[Exercise objective] Return, from the listing below, each line where the word "JSON" appears.

[Supplied records]
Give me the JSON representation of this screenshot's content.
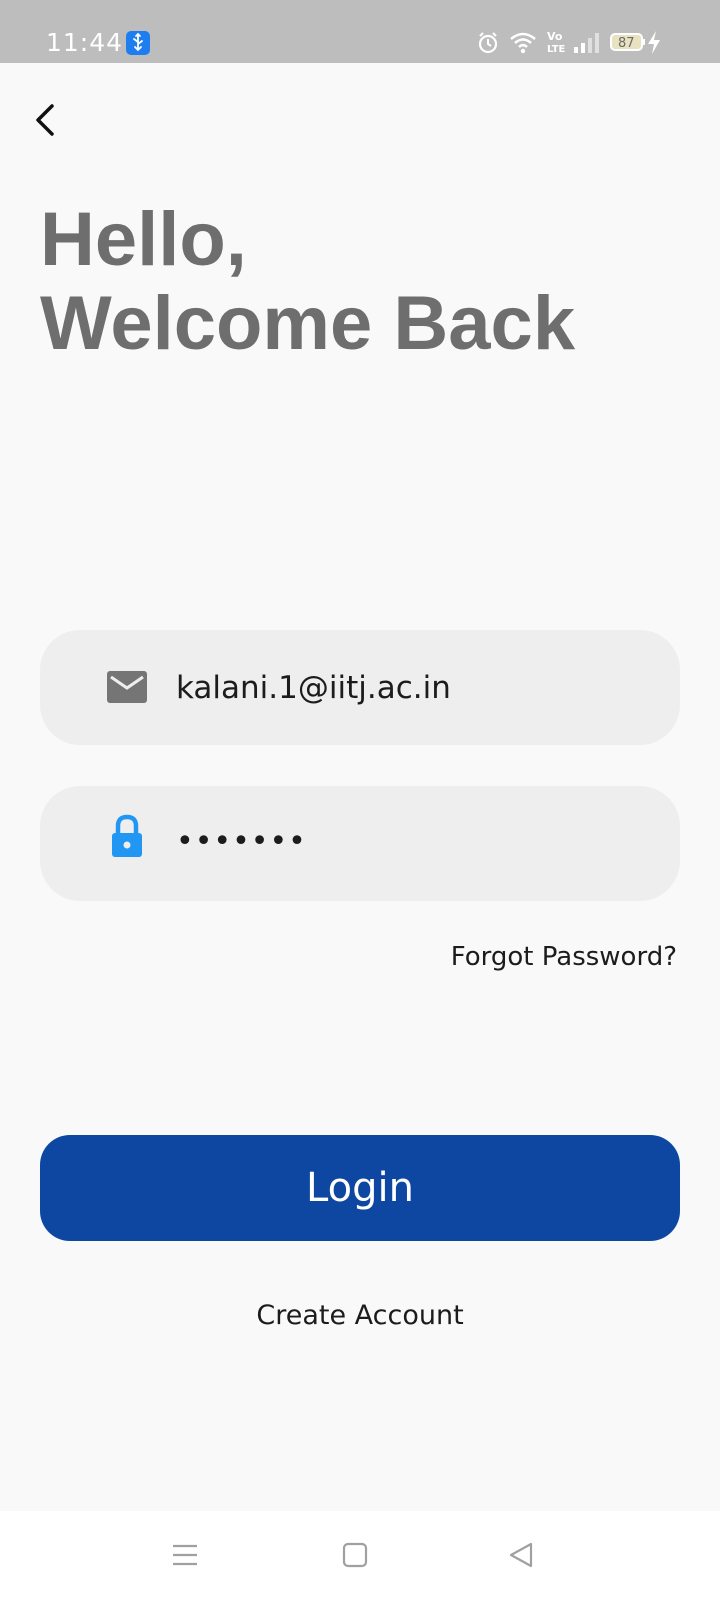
{
  "status_bar": {
    "time": "11:44",
    "battery_level": "87",
    "icons": [
      "usb-icon",
      "alarm-icon",
      "wifi-icon",
      "volte-icon",
      "signal-icon",
      "battery-icon",
      "charging-icon"
    ]
  },
  "header": {
    "back_icon": "back-arrow-icon",
    "greeting_line1": "Hello,",
    "greeting_line2": "Welcome Back"
  },
  "form": {
    "email": {
      "icon": "mail-icon",
      "value": "kalani.1@iitj.ac.in"
    },
    "password": {
      "icon": "lock-icon",
      "value": "•••••••"
    },
    "forgot_label": "Forgot Password?"
  },
  "actions": {
    "login_label": "Login",
    "create_account_label": "Create Account"
  },
  "colors": {
    "primary": "#0e47a1",
    "lock_icon": "#2196f3",
    "heading": "#6e6e6e",
    "field_bg": "#eeeeee"
  },
  "nav_bar": {
    "buttons": [
      "menu-icon",
      "home-icon",
      "back-icon"
    ]
  }
}
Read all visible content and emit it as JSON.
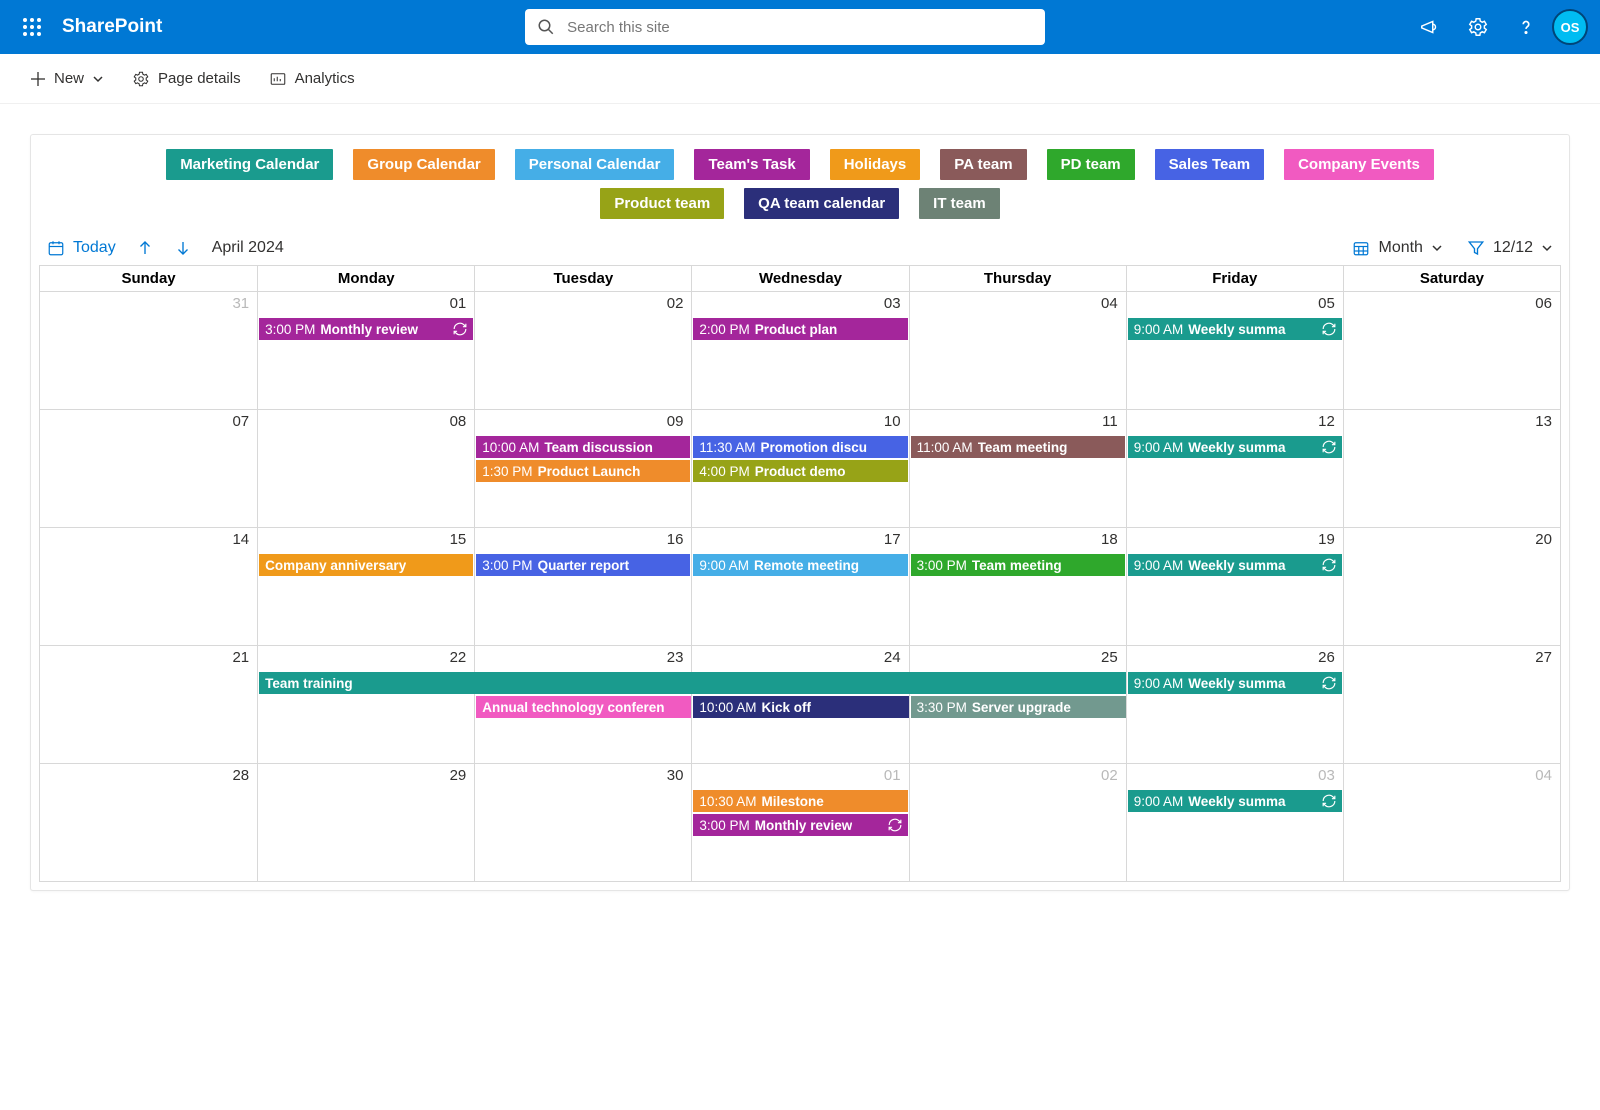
{
  "app": {
    "name": "SharePoint"
  },
  "search": {
    "placeholder": "Search this site"
  },
  "cmdbar": {
    "new": "New",
    "pageDetails": "Page details",
    "analytics": "Analytics"
  },
  "chips": [
    {
      "label": "Marketing Calendar",
      "color": "c-teal"
    },
    {
      "label": "Group Calendar",
      "color": "c-orange"
    },
    {
      "label": "Personal Calendar",
      "color": "c-ltblue"
    },
    {
      "label": "Team's Task",
      "color": "c-purple"
    },
    {
      "label": "Holidays",
      "color": "c-amber"
    },
    {
      "label": "PA team",
      "color": "c-brown"
    },
    {
      "label": "PD team",
      "color": "c-green"
    },
    {
      "label": "Sales Team",
      "color": "c-blue"
    },
    {
      "label": "Company Events",
      "color": "c-pink"
    },
    {
      "label": "Product team",
      "color": "c-olive"
    },
    {
      "label": "QA team calendar",
      "color": "c-navy"
    },
    {
      "label": "IT team",
      "color": "c-slate"
    }
  ],
  "toolbar": {
    "today": "Today",
    "heading": "April 2024",
    "view": "Month",
    "filter": "12/12"
  },
  "dow": [
    "Sunday",
    "Monday",
    "Tuesday",
    "Wednesday",
    "Thursday",
    "Friday",
    "Saturday"
  ],
  "weeks": [
    {
      "days": [
        {
          "num": "31",
          "faded": true,
          "events": []
        },
        {
          "num": "01",
          "events": [
            {
              "time": "3:00 PM",
              "name": "Monthly review",
              "color": "c-purple",
              "recur": true
            }
          ]
        },
        {
          "num": "02",
          "events": []
        },
        {
          "num": "03",
          "events": [
            {
              "time": "2:00 PM",
              "name": "Product plan",
              "color": "c-purple"
            }
          ]
        },
        {
          "num": "04",
          "events": []
        },
        {
          "num": "05",
          "events": [
            {
              "time": "9:00 AM",
              "name": "Weekly summa",
              "color": "c-teal",
              "recur": true
            }
          ]
        },
        {
          "num": "06",
          "events": []
        }
      ]
    },
    {
      "days": [
        {
          "num": "07",
          "events": []
        },
        {
          "num": "08",
          "events": []
        },
        {
          "num": "09",
          "events": [
            {
              "time": "10:00 AM",
              "name": "Team discussion",
              "color": "c-purple"
            },
            {
              "time": "1:30 PM",
              "name": "Product Launch",
              "color": "c-orange"
            }
          ]
        },
        {
          "num": "10",
          "events": [
            {
              "time": "11:30 AM",
              "name": "Promotion discu",
              "color": "c-blue"
            },
            {
              "time": "4:00 PM",
              "name": "Product demo",
              "color": "c-olive"
            }
          ]
        },
        {
          "num": "11",
          "events": [
            {
              "time": "11:00 AM",
              "name": "Team meeting",
              "color": "c-brown"
            }
          ]
        },
        {
          "num": "12",
          "events": [
            {
              "time": "9:00 AM",
              "name": "Weekly summa",
              "color": "c-teal",
              "recur": true
            }
          ]
        },
        {
          "num": "13",
          "events": []
        }
      ]
    },
    {
      "days": [
        {
          "num": "14",
          "events": []
        },
        {
          "num": "15",
          "events": [
            {
              "time": "",
              "name": "Company anniversary",
              "color": "c-amber"
            }
          ]
        },
        {
          "num": "16",
          "events": [
            {
              "time": "3:00 PM",
              "name": "Quarter report",
              "color": "c-blue"
            }
          ]
        },
        {
          "num": "17",
          "events": [
            {
              "time": "9:00 AM",
              "name": "Remote meeting",
              "color": "c-ltblue"
            }
          ]
        },
        {
          "num": "18",
          "events": [
            {
              "time": "3:00 PM",
              "name": "Team meeting",
              "color": "c-green"
            }
          ]
        },
        {
          "num": "19",
          "events": [
            {
              "time": "9:00 AM",
              "name": "Weekly summa",
              "color": "c-teal",
              "recur": true
            }
          ]
        },
        {
          "num": "20",
          "events": []
        }
      ]
    },
    {
      "days": [
        {
          "num": "21",
          "events": []
        },
        {
          "num": "22",
          "events": []
        },
        {
          "num": "23",
          "events": []
        },
        {
          "num": "24",
          "events": []
        },
        {
          "num": "25",
          "events": []
        },
        {
          "num": "26",
          "events": [
            {
              "time": "9:00 AM",
              "name": "Weekly summa",
              "color": "c-teal",
              "recur": true
            }
          ]
        },
        {
          "num": "27",
          "events": []
        }
      ],
      "spans": [
        {
          "name": "Team training",
          "color": "c-teal",
          "from": 1,
          "to": 5,
          "row": 0
        },
        {
          "name": "Annual technology conferen",
          "color": "c-pink",
          "from": 2,
          "to": 3,
          "row": 1
        },
        {
          "time": "10:00 AM",
          "name": "Kick off",
          "color": "c-navy",
          "from": 3,
          "to": 4,
          "row": 1
        },
        {
          "time": "3:30 PM",
          "name": "Server upgrade",
          "color": "c-steel",
          "from": 4,
          "to": 5,
          "row": 1
        }
      ]
    },
    {
      "days": [
        {
          "num": "28",
          "events": []
        },
        {
          "num": "29",
          "events": []
        },
        {
          "num": "30",
          "events": []
        },
        {
          "num": "01",
          "faded": true,
          "events": [
            {
              "time": "10:30 AM",
              "name": "Milestone",
              "color": "c-orange"
            },
            {
              "time": "3:00 PM",
              "name": "Monthly review",
              "color": "c-purple",
              "recur": true
            }
          ]
        },
        {
          "num": "02",
          "faded": true,
          "events": []
        },
        {
          "num": "03",
          "faded": true,
          "events": [
            {
              "time": "9:00 AM",
              "name": "Weekly summa",
              "color": "c-teal",
              "recur": true
            }
          ]
        },
        {
          "num": "04",
          "faded": true,
          "events": []
        }
      ]
    }
  ]
}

[Exercise solution]
Give me the JSON representation of this screenshot's content.
Read all visible content and emit it as JSON.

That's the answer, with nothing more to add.